Since the graph is closed and since the image of each point under the mapping is convex, we infer from Kakutani’s theorem1 that the mapping has a fixed point (i.e., point contained in its image). Hence there is an equilibrium point.
In the two-person zero-sum case the “main theorem”2 and the existence of an equilibrium point are equivalent. In this case any two equilibrium points lead to the same expectations for the players, but this need not occur in general.
The jangly opening chord of The Beatles' hit "A Hard Day's Night" is one of the most recognizable in pop music.
Maybe it sounds like nothing more than a guitarist telling his bandmates, "Hey, we're doing a song here, so listen up." But for decades, guitarists have puzzled over exactly how that chord was played.
Over the years, Lennon and McCartney have revealed who really wrote what, but some songs are still up for debate. The two even debate between themselves — their memories seem to differ when it comes to who wrote the music for 1965's "In My Life."
Mathematics professor Jason Brown spent 10 years working with statistics to solve the magical mystery. Brown's the findings were presented on Aug. 1 at the Joint Statistical Meeting in a presentation called "Assessing Authorship of Beatles Songs from Musical Content: Bayesian Classification Modeling from Bags-Of-Words Representations."
The last couple months I’ve heard reports from several people claiming that arithmetic geometers Peter Scholze and Jakob Stix had identified a serious problem with Mochizuki’s claimed proof of the abc conjecture. These reports indicated that Scholze and Stix had traveled to Kyoto to discuss this with Mochizuki, and that they were writing a manuscript, to appear sometime this summer. It seemed best then to not publicize this here, better to give Mochizuki, Scholze and Stix the time to sort out the mathematics and wait for them to have something to say publicly.
Today though I saw that Ivan Fesenko has put out a document entitled Remarks on Aspects of Modern Pioneering Mathematical Research.
Peter definitely predicted the Fields medal for Peter Scholze here.
The intrigue of this case is quite interesting. Take a look at some of the comments on these posts. Some border on religious zealotry, and even this when I know Peter heavily curates his comments section to make them useful.
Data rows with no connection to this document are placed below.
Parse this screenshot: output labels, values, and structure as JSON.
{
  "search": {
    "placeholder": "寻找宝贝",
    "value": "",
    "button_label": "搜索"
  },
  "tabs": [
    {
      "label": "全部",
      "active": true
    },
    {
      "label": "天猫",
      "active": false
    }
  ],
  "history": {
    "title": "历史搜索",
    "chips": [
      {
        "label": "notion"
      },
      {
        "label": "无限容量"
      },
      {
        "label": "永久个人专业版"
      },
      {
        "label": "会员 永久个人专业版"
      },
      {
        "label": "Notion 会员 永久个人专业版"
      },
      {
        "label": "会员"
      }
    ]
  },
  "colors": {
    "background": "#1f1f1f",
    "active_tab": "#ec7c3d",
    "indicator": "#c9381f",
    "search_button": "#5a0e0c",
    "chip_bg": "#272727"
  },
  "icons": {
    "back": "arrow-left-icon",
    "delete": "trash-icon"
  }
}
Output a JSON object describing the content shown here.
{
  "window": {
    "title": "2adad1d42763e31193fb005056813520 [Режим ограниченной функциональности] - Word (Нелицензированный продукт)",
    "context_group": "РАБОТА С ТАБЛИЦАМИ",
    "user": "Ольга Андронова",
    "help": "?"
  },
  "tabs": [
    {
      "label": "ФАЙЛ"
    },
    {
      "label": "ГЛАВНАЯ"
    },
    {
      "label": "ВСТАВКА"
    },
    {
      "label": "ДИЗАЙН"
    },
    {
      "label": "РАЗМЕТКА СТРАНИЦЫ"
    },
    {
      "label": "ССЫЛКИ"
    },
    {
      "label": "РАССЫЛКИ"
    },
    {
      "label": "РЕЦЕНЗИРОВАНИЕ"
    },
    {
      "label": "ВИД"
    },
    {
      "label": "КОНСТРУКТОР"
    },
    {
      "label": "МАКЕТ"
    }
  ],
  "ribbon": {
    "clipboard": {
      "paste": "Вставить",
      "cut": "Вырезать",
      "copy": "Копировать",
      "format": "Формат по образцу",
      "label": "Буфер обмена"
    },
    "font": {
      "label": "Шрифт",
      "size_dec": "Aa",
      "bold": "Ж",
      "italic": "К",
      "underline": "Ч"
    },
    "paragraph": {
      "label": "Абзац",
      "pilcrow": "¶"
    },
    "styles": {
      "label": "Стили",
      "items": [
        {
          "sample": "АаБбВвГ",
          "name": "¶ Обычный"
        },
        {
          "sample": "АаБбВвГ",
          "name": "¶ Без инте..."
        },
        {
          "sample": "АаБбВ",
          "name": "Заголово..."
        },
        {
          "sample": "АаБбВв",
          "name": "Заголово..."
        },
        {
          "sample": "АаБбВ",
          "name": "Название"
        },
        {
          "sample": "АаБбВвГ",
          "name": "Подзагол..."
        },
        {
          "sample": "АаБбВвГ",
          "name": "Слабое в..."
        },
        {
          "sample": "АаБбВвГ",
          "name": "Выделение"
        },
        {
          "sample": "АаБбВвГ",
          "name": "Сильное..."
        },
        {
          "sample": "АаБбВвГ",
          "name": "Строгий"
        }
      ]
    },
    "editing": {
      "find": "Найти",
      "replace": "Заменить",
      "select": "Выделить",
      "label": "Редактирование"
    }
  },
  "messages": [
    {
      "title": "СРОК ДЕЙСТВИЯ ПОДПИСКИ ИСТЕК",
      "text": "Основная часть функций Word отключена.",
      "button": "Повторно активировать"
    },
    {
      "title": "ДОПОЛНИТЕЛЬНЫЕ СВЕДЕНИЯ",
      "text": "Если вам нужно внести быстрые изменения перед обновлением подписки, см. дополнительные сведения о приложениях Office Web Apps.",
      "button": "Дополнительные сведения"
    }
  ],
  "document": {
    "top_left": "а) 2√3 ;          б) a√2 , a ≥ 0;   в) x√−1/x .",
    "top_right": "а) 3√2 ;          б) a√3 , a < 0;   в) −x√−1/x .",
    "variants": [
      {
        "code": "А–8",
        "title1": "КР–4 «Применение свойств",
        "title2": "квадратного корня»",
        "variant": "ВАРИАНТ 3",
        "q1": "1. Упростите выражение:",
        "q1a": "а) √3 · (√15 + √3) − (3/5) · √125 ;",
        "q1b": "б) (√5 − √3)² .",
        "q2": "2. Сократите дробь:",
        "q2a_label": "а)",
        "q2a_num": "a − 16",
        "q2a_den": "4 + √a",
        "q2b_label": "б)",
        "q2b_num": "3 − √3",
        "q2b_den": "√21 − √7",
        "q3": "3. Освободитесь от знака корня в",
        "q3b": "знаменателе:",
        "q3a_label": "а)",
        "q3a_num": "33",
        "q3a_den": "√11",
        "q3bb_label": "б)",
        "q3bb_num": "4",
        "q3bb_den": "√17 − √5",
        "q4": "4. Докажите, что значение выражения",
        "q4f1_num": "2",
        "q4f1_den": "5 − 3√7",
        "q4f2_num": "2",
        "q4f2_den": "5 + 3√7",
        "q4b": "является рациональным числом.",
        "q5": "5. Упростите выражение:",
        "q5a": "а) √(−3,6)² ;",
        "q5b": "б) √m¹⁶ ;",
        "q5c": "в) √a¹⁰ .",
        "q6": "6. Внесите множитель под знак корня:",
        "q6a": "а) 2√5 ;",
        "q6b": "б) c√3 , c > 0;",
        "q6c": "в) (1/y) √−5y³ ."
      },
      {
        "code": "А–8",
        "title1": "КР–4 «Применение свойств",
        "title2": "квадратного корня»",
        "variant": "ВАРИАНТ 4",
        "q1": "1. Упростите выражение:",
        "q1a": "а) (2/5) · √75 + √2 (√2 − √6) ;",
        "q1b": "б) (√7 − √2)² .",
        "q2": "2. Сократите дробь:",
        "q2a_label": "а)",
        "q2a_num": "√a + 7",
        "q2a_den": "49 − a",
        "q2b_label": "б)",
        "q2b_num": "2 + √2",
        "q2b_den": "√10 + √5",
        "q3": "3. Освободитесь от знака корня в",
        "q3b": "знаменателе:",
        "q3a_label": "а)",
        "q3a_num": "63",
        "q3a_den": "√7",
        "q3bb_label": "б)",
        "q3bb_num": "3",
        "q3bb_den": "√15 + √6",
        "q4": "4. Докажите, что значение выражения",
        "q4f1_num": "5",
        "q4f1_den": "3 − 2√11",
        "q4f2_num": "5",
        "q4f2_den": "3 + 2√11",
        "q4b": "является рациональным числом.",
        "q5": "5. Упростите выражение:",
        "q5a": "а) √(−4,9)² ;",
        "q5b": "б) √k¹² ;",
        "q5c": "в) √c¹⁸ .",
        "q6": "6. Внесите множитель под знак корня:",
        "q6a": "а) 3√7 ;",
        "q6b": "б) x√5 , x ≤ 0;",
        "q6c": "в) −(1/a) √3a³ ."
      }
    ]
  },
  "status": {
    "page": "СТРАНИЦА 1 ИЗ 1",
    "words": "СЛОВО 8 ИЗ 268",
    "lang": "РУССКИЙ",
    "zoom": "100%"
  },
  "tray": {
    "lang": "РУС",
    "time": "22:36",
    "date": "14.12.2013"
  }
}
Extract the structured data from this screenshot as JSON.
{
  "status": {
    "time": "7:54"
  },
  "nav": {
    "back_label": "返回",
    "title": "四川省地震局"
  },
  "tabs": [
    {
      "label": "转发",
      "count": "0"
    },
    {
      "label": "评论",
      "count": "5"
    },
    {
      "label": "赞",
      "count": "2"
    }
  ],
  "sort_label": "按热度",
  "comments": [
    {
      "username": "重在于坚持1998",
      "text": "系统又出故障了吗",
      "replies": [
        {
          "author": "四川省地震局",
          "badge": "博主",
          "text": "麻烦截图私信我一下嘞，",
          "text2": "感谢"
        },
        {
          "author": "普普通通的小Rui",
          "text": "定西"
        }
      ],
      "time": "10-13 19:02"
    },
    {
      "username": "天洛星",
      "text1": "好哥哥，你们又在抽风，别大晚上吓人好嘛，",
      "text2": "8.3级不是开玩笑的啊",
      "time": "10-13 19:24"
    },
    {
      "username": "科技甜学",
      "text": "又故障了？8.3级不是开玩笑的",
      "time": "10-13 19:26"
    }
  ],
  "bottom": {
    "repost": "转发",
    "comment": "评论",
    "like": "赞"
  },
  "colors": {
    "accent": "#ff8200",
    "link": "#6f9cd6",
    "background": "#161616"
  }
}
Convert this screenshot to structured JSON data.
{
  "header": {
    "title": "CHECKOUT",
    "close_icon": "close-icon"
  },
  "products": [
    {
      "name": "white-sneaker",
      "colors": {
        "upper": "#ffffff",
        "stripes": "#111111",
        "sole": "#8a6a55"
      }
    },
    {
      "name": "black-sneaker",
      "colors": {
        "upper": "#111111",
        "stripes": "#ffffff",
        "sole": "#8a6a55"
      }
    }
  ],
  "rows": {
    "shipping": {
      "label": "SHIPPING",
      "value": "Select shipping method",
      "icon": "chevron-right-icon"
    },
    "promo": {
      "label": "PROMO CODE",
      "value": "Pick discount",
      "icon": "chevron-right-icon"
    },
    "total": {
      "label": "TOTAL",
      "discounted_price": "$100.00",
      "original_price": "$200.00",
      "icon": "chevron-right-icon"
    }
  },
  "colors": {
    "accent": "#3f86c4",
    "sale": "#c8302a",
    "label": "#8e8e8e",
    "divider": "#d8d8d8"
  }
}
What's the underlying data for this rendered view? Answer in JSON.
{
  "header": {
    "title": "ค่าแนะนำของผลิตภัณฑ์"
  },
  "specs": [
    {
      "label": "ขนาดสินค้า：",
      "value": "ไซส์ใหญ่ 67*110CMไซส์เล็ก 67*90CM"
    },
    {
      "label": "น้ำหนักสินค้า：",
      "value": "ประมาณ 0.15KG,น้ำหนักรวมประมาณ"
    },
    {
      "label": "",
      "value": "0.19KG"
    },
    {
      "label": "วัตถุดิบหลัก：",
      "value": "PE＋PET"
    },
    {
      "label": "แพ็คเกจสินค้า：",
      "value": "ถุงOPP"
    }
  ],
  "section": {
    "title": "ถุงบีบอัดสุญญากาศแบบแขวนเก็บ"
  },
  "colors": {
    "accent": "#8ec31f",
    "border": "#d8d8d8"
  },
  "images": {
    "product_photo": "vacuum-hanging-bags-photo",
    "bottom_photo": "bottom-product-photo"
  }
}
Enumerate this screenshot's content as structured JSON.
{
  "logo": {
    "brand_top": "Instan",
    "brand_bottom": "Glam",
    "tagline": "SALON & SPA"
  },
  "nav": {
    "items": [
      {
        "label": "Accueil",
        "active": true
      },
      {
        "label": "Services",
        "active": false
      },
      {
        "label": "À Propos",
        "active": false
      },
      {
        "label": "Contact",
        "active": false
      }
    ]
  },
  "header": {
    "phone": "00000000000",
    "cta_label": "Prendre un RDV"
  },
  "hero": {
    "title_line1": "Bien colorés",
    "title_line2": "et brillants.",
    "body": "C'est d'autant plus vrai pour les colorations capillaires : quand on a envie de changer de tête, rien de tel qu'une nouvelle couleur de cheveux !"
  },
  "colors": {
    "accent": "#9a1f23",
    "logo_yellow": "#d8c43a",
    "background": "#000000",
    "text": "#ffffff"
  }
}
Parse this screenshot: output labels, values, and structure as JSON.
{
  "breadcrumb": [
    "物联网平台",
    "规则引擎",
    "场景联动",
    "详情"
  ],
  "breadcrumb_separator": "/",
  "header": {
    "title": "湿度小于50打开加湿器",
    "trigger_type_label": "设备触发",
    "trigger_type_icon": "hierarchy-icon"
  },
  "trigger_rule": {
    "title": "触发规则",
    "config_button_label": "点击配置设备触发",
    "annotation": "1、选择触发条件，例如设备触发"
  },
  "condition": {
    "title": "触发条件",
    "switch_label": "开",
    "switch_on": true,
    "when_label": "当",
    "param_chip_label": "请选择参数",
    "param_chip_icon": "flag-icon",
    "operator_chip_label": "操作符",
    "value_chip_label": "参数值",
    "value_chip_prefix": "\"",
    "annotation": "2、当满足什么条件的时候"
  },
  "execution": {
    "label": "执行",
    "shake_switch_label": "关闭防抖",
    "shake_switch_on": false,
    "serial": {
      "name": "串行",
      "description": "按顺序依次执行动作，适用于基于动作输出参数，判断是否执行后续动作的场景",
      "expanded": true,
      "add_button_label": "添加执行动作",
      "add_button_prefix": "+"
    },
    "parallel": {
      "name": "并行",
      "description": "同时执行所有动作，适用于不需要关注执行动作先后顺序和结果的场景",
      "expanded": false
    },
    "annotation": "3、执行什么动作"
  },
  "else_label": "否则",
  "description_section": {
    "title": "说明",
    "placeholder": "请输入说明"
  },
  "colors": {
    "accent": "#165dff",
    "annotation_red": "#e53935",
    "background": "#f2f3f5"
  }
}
Mathematics has evolved over the centuries not only by building on the work of past generations, but also through unforeseen discoveries or conjectures that continue to tantalize, bewilder, and engage academics and the public alike. This course, the first in a two-quarter sequence, is a survey of about two dozen problems—some dating back 400 years, but all readily stated and understood—that either remain unsolved or have been settled in fairly recent times. Each of them, aside from presenting its own intrigue, has led to the development of novel mathematical approaches to problem solving. Topics to be discussed include (Google away!): Conway’s Look and Say Sequences, Kepler’s Conjecture, Szilassi’s Polyhedron, the ABC Conjecture, Benford’s Law, Hadamard’s Conjecture, Parrondo’s Paradox, and the Collatz Conjecture. The course should appeal to devotees of mathematical reasoning and those wishing to keep abreast of recent and continuing mathematical developments.
Suggested prerequisites: Some exposure to advanced mathematical methods, particularly those pertaining to number theory and matrix theory.
I’ve been waiting with bated breath to see what Dr. Miller would be offering in the evenings at UCLA Extension this Fall and Winter quarters. The wait is over, though it’ll be a few days before we can register.
If you’re interested in math at all, I hope you’ll come join the 20+ other students who follow everything that Mike teaches. Once you’ve taken one course from him, you’ll be addicted.